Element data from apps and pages

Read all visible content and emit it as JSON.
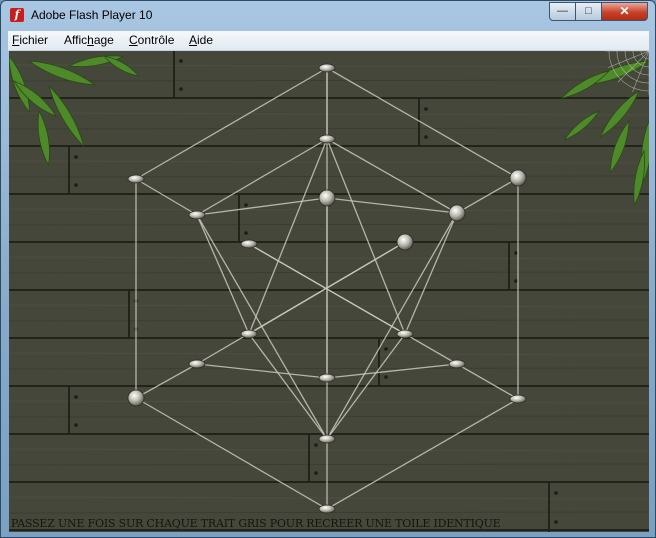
{
  "window": {
    "title": "Adobe Flash Player 10",
    "buttons": {
      "minimize": "—",
      "maximize": "□",
      "close": "✕"
    }
  },
  "menu": [
    {
      "label": "Fichier",
      "accelerator": "F"
    },
    {
      "label": "Affichage",
      "accelerator": "h"
    },
    {
      "label": "Contrôle",
      "accelerator": "C"
    },
    {
      "label": "Aide",
      "accelerator": "A"
    }
  ],
  "game": {
    "instruction": "PASSEZ UNE FOIS SUR CHAQUE TRAIT GRIS POUR RECREER UNE TOILE IDENTIQUE",
    "background": "wooden planks",
    "colors": {
      "wood": "#3e4034",
      "thread": "#c9c8bd",
      "node": "#d4d2c6",
      "leaf": "#4f8a2a"
    }
  }
}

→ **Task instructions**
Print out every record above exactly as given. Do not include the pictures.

→ **Output of the exercise**
Read all visible content and emit it as JSON.
{
  "window": {
    "title": "Adobe Flash Player 10",
    "buttons": {
      "minimize": "—",
      "maximize": "□",
      "close": "✕"
    }
  },
  "menu": [
    {
      "label": "Fichier",
      "accelerator": "F"
    },
    {
      "label": "Affichage",
      "accelerator": "h"
    },
    {
      "label": "Contrôle",
      "accelerator": "C"
    },
    {
      "label": "Aide",
      "accelerator": "A"
    }
  ],
  "game": {
    "instruction": "PASSEZ UNE FOIS SUR CHAQUE TRAIT GRIS POUR RECREER UNE TOILE IDENTIQUE",
    "background": "wooden planks",
    "colors": {
      "wood": "#3e4034",
      "thread": "#c9c8bd",
      "node": "#d4d2c6",
      "leaf": "#4f8a2a"
    }
  }
}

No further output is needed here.